Second Term

Governor Baldacci was inaugurated on [3], [[23]] in Augusta, Maine. During his inaugural speech, Baldacci reaffirmed his controversial goal to combine Maine's 152 school districts into only 26. Shortly after beginning his second term, he proposed consolidating Maine's 152 school districts into 26. Many Maine teachers and administrators oppose the move.[[//citation needed//]] Baldacci claims that the proposal will reduce bureaucratic redundancy and make more money available for classrooms. Critics contend it reduces local control. Debate over the proposal continues, with the Legislature inititally appearing to favor a compromise proposal that would reduce the number of districts, but not as radically as proposed by Baldacci, and with exceptions for island schools. Baldacci has also proposed a controversial cigarette tax of an additional $1.50 per pack, which would bring Maine's tax to the highest cigarette tax in the nation at $3.50 in tax per pack. His current term will end in January of 2011. #Personal

Personal

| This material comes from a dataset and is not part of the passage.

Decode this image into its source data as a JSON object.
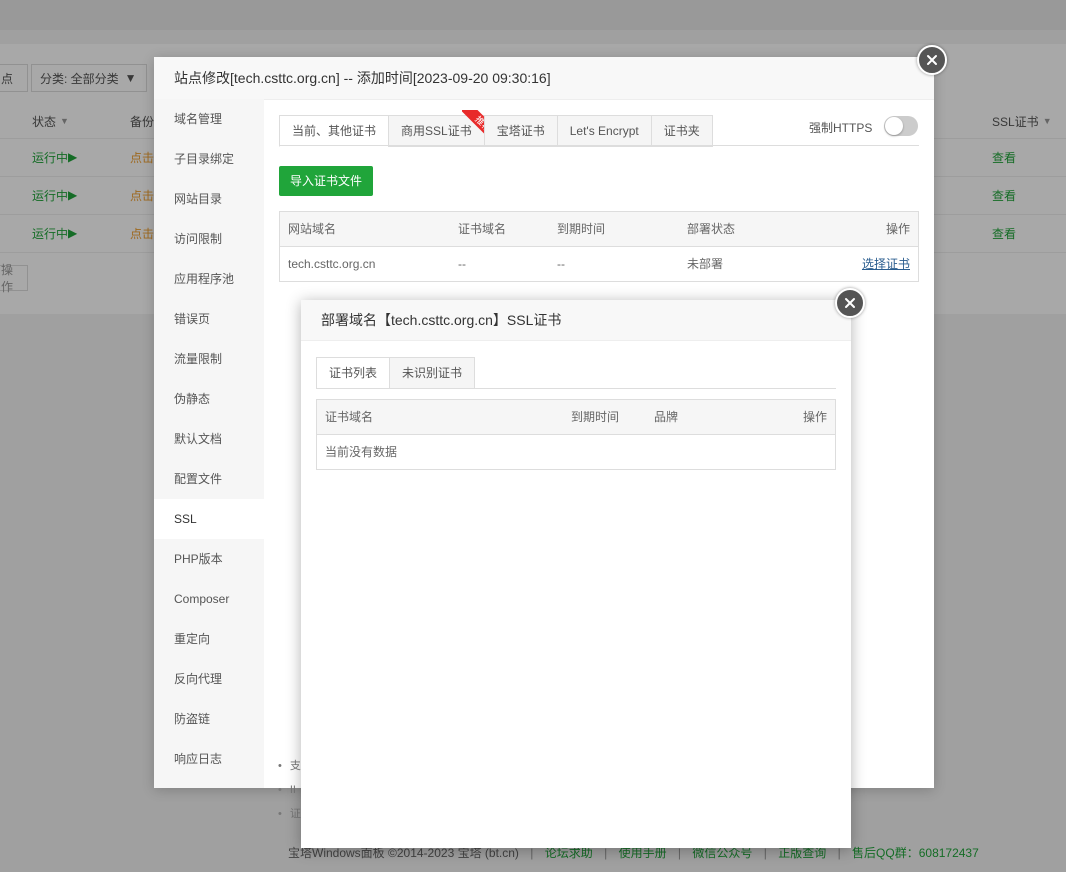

Born in [Maine], he grew up with seven siblings, in a Lebanese-Italian family. As a youngster, he worked in the family business, Momma Baldacci's restaurant in Bangor. A graduate of Bangor High School, he received a B. S. degree in history from the [of Maine] at [[24]]. Following his father's example, a Bangor City Councilor, he entered public service as the youngest member of that Council at the age of 23 in 1978. He is a [Catholic]. He lives with his wife Karen and son Jack in the [House] in [[25]]. Baldacci is first cousin to former [States Senate] majority leader [J. Mitchell] and to famed author [Baldacci]. Karen heads up [Reads], a nonprofit umbrella organization for [With ME], privately funded by [[26]]. He holds a technician class [radio license] with [sign] KB1NXP.

Mailing Address

Office of the Governor#1 State House StationAugusta, ME 04333-0001 Phone207-287-3531207-287-6548 (TTY) Fax207-287-1034#Electoral_History

Electoral History

||||||||||||~ Maine Gubernatorial Election 2002 || ||||~ Party ||~ Candidate ||~ Votes ||~ % ||~ ±% || ||~ || [[27]] || John Baldacci ||> 233,543 ||> 47.2 ||> || ||~ || [[28]] || [Cianchette] ||> 205,335 ||> 41.5 ||> || ||||||||||||~ Maine Gubernatorial Election 2006 || ||||~ Party ||~ Candidate ||~ Votes ||~ % ||~ ±% || ||~ || [[29]] || John Baldacci (Incumbent) ||> 206,991 ||> 38.0 ||> -9.2 || ||~ || [[30]] || [Woodcock] ||> 164,861 ||> 30.3 ||> || ||~ || [[31]] || [Merrill] ||> 117,111 ||> 21.5 ||> || ||~ || [[32]] || [LaMarche] ||> 52,150 ||> 9.6 ||> || #External_links

External links